My general gameplan was to take advantage of the low per-camera cost and install more cameras to achieve the performance requirement: the current draft design will require eight 16-channel NVRs for the 120 cameras needed to provide acceptable coverage. (Note: there is no explicit requirement to have a fully integrated system, so separate NVRs should be acceptable.) Although I am not entirely comfortable with this approach, it seems to meet the state requirements at a system equipment cost of about $25K.

I know that I could achieve the same results using fewer cameras with 6mm (or longer) lens. Cameras with a 6mm lens that appear to be comparable to those in the Q-See system are available in the $120-$150 range, so I'm still in the ballpark with my system cost. But what about the NVR or headend? Are there lower-end network recording systems that provide at least the same functionality as Q-See but are not part of an integrated package with cameras? An additional requirement is storage, as all video must be stored for 45 days.

Thanks for any advice or suggestions.

Login to read this IPVM discussion.
Why do I need to log in?
IPVM conducts unique testing and research funded by member's payments enabling us to offer the most independent, accurate and in-depth information.

***** ** ** *********** ******* *** **** ** *** ***** system... ******** **** ****** ** **********.

*********** *** ************ *-*** ** ****, *** ****** ***********:*************&***'*. *** * **** ** < $**,***. ************** * *******...

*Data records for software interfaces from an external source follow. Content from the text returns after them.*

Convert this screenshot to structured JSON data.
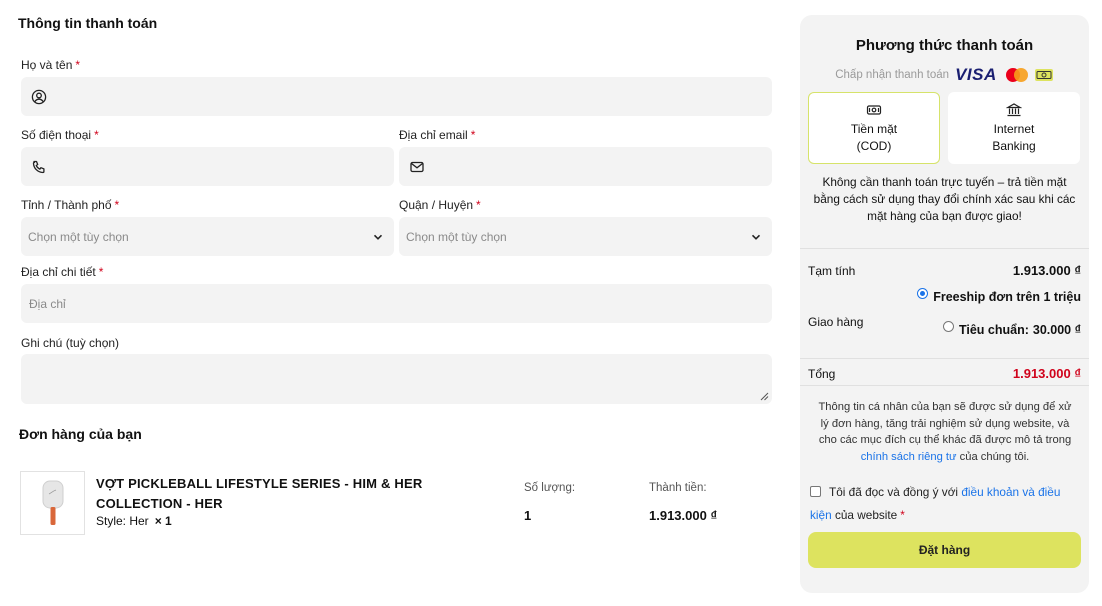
{
  "billing": {
    "title": "Thông tin thanh toán",
    "name_label": "Họ và tên",
    "phone_label": "Số điện thoại",
    "email_label": "Địa chỉ email",
    "city_label": "Tỉnh / Thành phố",
    "district_label": "Quận / Huyện",
    "select_placeholder": "Chọn một tùy chọn",
    "address_label": "Địa chỉ chi tiết",
    "address_placeholder": "Địa chỉ",
    "note_label": "Ghi chú (tuỳ chọn)",
    "required_mark": "*"
  },
  "order": {
    "title": "Đơn hàng của bạn",
    "product_name": "VỢT PICKLEBALL LIFESTYLE SERIES - HIM & HER COLLECTION - HER",
    "product_style": "Style: Her",
    "product_qty_mark": "× 1",
    "qty_header": "Số lượng:",
    "qty_value": "1",
    "total_header": "Thành tiền:",
    "total_value": "1.913.000 ₫"
  },
  "payment": {
    "title": "Phương thức thanh toán",
    "accept_text": "Chấp nhận thanh toán",
    "visa_text": "VISA",
    "methods": [
      {
        "line1": "Tiền mặt",
        "line2": "(COD)",
        "icon": "cash-icon"
      },
      {
        "line1": "Internet",
        "line2": "Banking",
        "icon": "bank-icon"
      }
    ],
    "cod_note": "Không cần thanh toán trực tuyến – trả tiền mặt bằng cách sử dụng thay đổi chính xác sau khi các mặt hàng của bạn được giao!",
    "subtotal_label": "Tạm tính",
    "subtotal_value": "1.913.000 ₫",
    "shipping_label": "Giao hàng",
    "ship_free": "Freeship đơn trên 1 triệu",
    "ship_std_label": "Tiêu chuẩn:",
    "ship_std_value": "30.000 ₫",
    "total_label": "Tổng",
    "total_value": "1.913.000 ₫",
    "privacy_text": "Thông tin cá nhân của bạn sẽ được sử dụng để xử lý đơn hàng, tăng trải nghiệm sử dụng website, và cho các mục đích cụ thể khác đã được mô tả trong",
    "privacy_link": "chính sách riêng tư",
    "privacy_tail": "của chúng tôi.",
    "agree_text": "Tôi đã đọc và đồng ý với",
    "agree_link": "điều khoản và điều kiện",
    "agree_tail": "của website",
    "order_button": "Đặt hàng"
  },
  "colors": {
    "accent": "#dde35f",
    "required": "#d0021b",
    "link": "#1a73e8",
    "panel_bg": "#f3f3f3"
  }
}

******** **** ** * ****** ****** ***** *** *** *-************ **** *** ******. ****** *** * ****** **** *** *** ****** *** the *** ** * ******* ** **** **** ** ****.